DOHA (Reuters) - A top U.S. diplomat in the Middle East has expressed rare public frustration at political tensions back home, in the week when President Donald Trump fired FBI director James Comey.
Dana Shell Smith, the U.S. ambassador to Qatar, said in a Twitter post on Wednesday: “Increasingly difficult to wake up overseas to news from home, knowing I will spend today explaining our democracy and institutions.”
A U.S. embassy spokesperson in Doha declined to comment on a request for clarification of the tweet. It appeared hours after Trump stunned Washington by sacking the man in charge of investigating possible collusion between his campaign team and Russia to influence the 2016 presidential election.
The U.S. State Department did not immediately respond to a request for comment.
Smith, appointed by former President Barack Obama in 2014, struck a more upbeat note in another post on Thursday.
“Diplomats explain & defend our political system.
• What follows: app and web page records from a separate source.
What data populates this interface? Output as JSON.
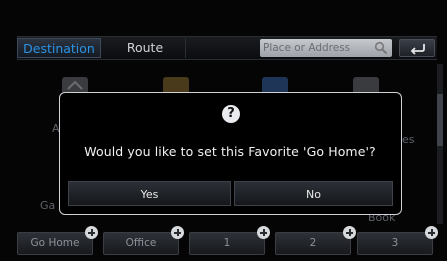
{
  "tabs": {
    "destination": "Destination",
    "route": "Route"
  },
  "search": {
    "placeholder": "Place or Address",
    "icon": "magnifier-icon"
  },
  "back_icon": "back-arrow-icon",
  "background_fragments": {
    "left_a": "A",
    "right_es": "es",
    "left_ga": "Ga",
    "right_book": "Book"
  },
  "favorites": [
    {
      "label": "Go Home"
    },
    {
      "label": "Office"
    },
    {
      "label": "1"
    },
    {
      "label": "2"
    },
    {
      "label": "3"
    }
  ],
  "dialog": {
    "icon": "question-icon",
    "icon_glyph": "?",
    "message": "Would you like to set this Favorite 'Go Home'?",
    "yes_label": "Yes",
    "no_label": "No"
  },
  "colors": {
    "active_tab": "#2b93e6"
  }
}
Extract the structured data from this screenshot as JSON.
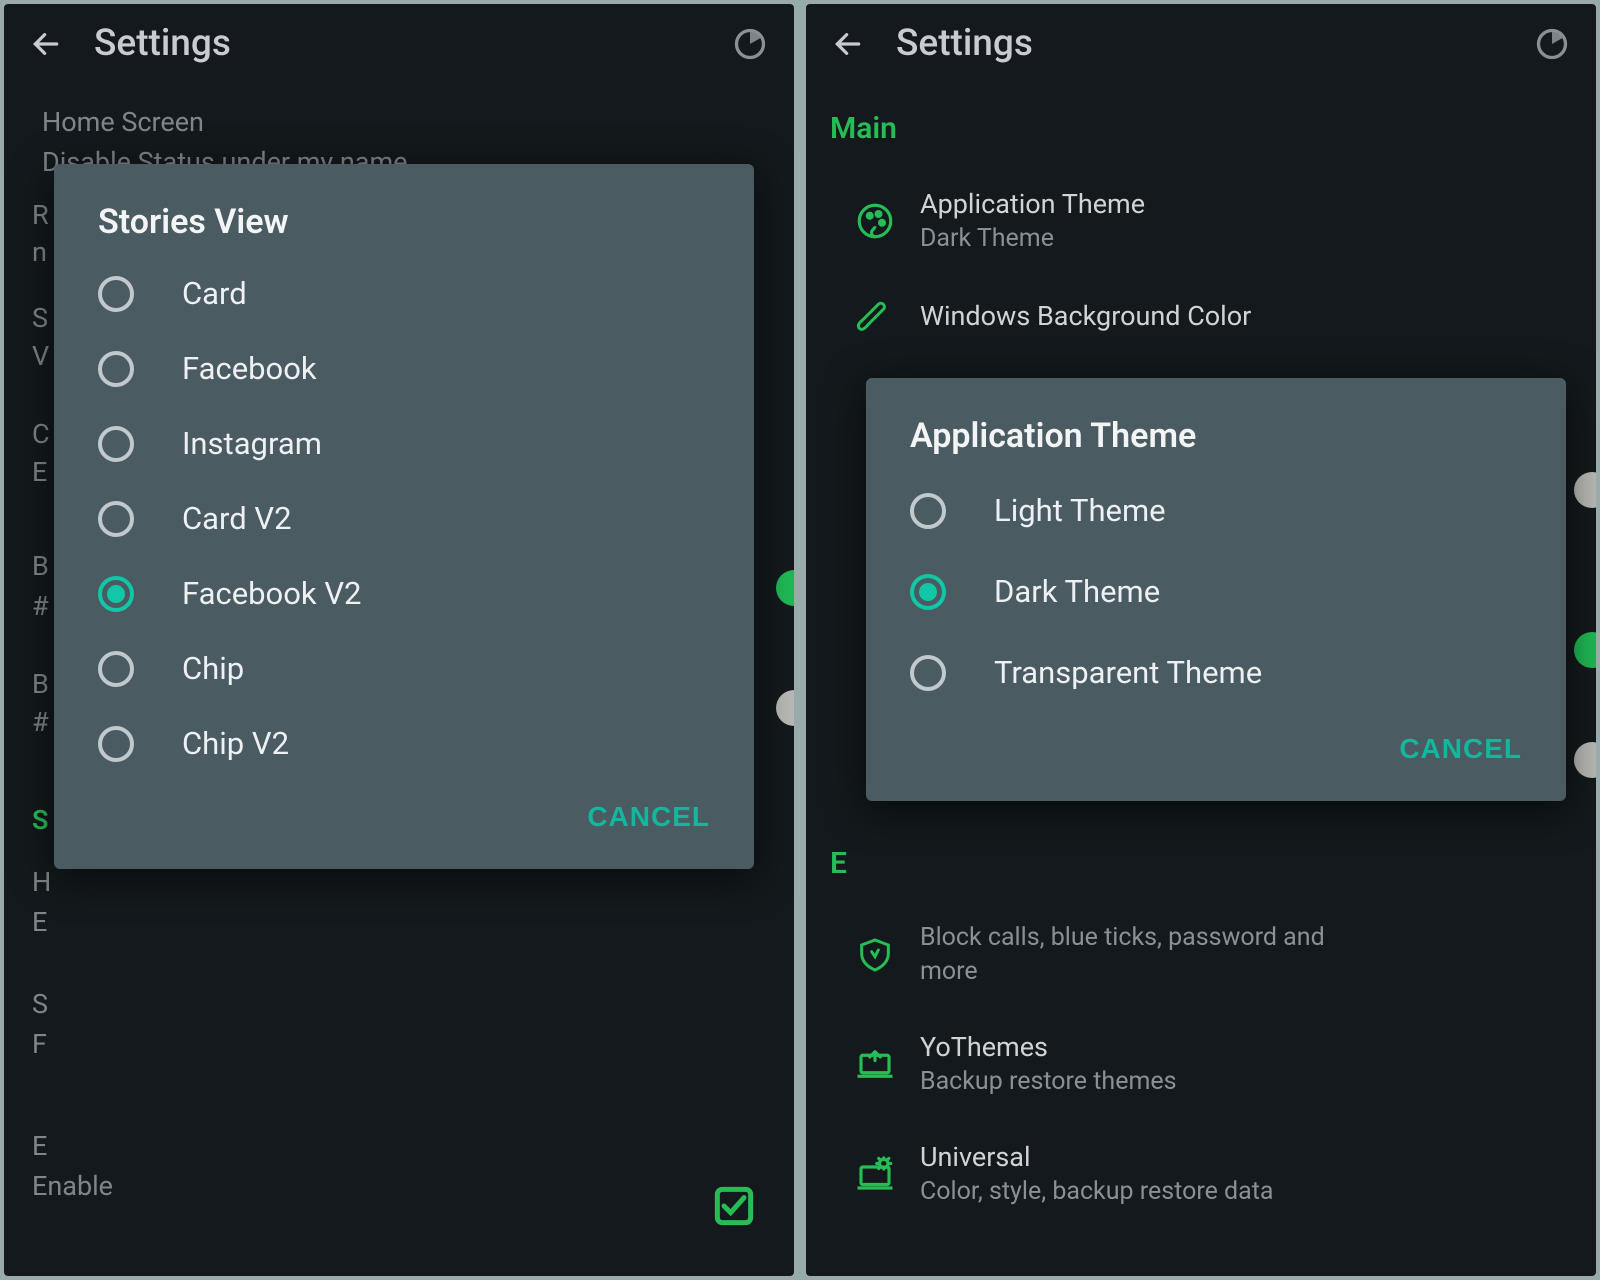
{
  "left": {
    "appbar_title": "Settings",
    "bg": {
      "l1": "Home Screen",
      "l2": "Disable Status under my name",
      "l3": "R",
      "l4": "n",
      "l5": "S",
      "l6": "V",
      "l7": "C",
      "l8": "E",
      "l9": "B",
      "l10": "#",
      "l11": "B",
      "l12": "#",
      "l13": "S",
      "l14": "H",
      "l15": "E",
      "l16": "S",
      "l17": "F",
      "l18": "E",
      "l19": "Enable"
    },
    "dialog": {
      "title": "Stories View",
      "options": [
        "Card",
        "Facebook",
        "Instagram",
        "Card V2",
        "Facebook V2",
        "Chip",
        "Chip V2"
      ],
      "selected_index": 4,
      "cancel": "CANCEL"
    }
  },
  "right": {
    "appbar_title": "Settings",
    "section_main": "Main",
    "items": {
      "app_theme_title": "Application Theme",
      "app_theme_sub": "Dark Theme",
      "win_bg_title": "Windows Background Color",
      "extras_letter": "E",
      "block_sub1": "Block calls, blue ticks, password and",
      "block_sub2": "more",
      "yothemes_title": "YoThemes",
      "yothemes_sub": "Backup restore themes",
      "universal_title": "Universal",
      "universal_sub": "Color, style, backup restore data"
    },
    "dialog": {
      "title": "Application Theme",
      "options": [
        "Light Theme",
        "Dark Theme",
        "Transparent Theme"
      ],
      "selected_index": 1,
      "cancel": "CANCEL"
    }
  }
}
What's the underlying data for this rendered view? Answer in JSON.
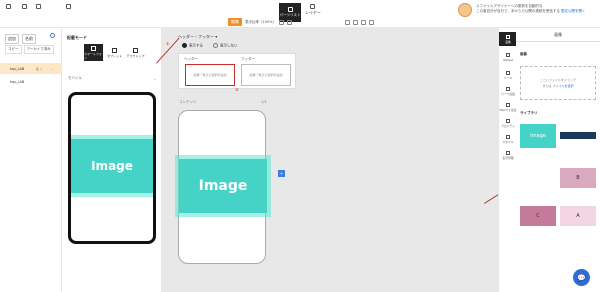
{
  "topbar": {
    "left_items": [
      "",
      "",
      "",
      ""
    ],
    "center_dark": "パーツリスト",
    "center_right": "レイヤー",
    "pill": "編集",
    "zoom": "表示比率（100%）",
    "notice_text": "スファイルデザイナーへの更新を自動的な",
    "notice_text2": "この度自分が自分で、本からら公開の連続を受信する",
    "notice_link": "限定公開を開く"
  },
  "leftrail": {
    "tabs": [
      "追加",
      "名前"
    ],
    "sub_tabs": [
      "コピー",
      "アーカイブ済み"
    ],
    "pages": [
      {
        "name": "top_LAB",
        "ctrl1": "名 ◇",
        "ctrl2": "⋯",
        "active": true
      },
      {
        "name": "top_LAB",
        "ctrl1": "",
        "ctrl2": "",
        "active": false
      }
    ]
  },
  "template_col": {
    "title": "記載モード",
    "buttons": [
      {
        "label": "スマートフォン",
        "dark": true
      },
      {
        "label": "タブレット",
        "dark": false
      },
      {
        "label": "デスクトップ",
        "dark": false
      }
    ],
    "section": "モバイル",
    "image_text": "Image"
  },
  "canvas": {
    "title": "ヘッダー・フッター ▾",
    "radio_on": "表示する",
    "radio_off": "表示しない",
    "header_label": "ヘッダー",
    "footer_label": "フッター",
    "header_box": "画像一覧から選択を追加",
    "footer_box": "画像一覧から選択を追加",
    "page_label": "コンテンツ",
    "page_label2": "1/1",
    "image_text": "Image",
    "badge": "+",
    "marker1": "①",
    "marker2": "②",
    "marker3": "③"
  },
  "rightrail": {
    "items": [
      "画像",
      "Widget",
      "ツール",
      "パーツ追加",
      "Webフォ追加",
      "プロパティ",
      "スタイル",
      "表示管理"
    ]
  },
  "rightpanel": {
    "tab": "画像",
    "section1": "画像",
    "drop_line1": "ここにファイルをドラッグ",
    "drop_line2": "または",
    "drop_link": "ファイルを選択",
    "section2": "ライブラリ",
    "lib_items": [
      "Image",
      "",
      "B",
      "B",
      "C",
      "A"
    ]
  },
  "colors": {
    "accent": "#f08c2a",
    "teal": "#44d3c6",
    "red": "#d12a2a",
    "blue": "#2d6cdf"
  }
}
Can be tough when partisan acrimony so high, but there is still no greater country. #USA,” she tweeted.
With enormous natural gas reserves that make it one of the world’s wealthiest countries, Qatar is home to the U.S. air base Al Udeid, where around 10,000 military personnel are stationed, and is one of Washington’s main Arab allies.
Gulf Arab leaders will meet Trump in Saudi Arabia this month during his first international trip as president.
Reporting by Tom Finn; Editing by Mark Trevelyan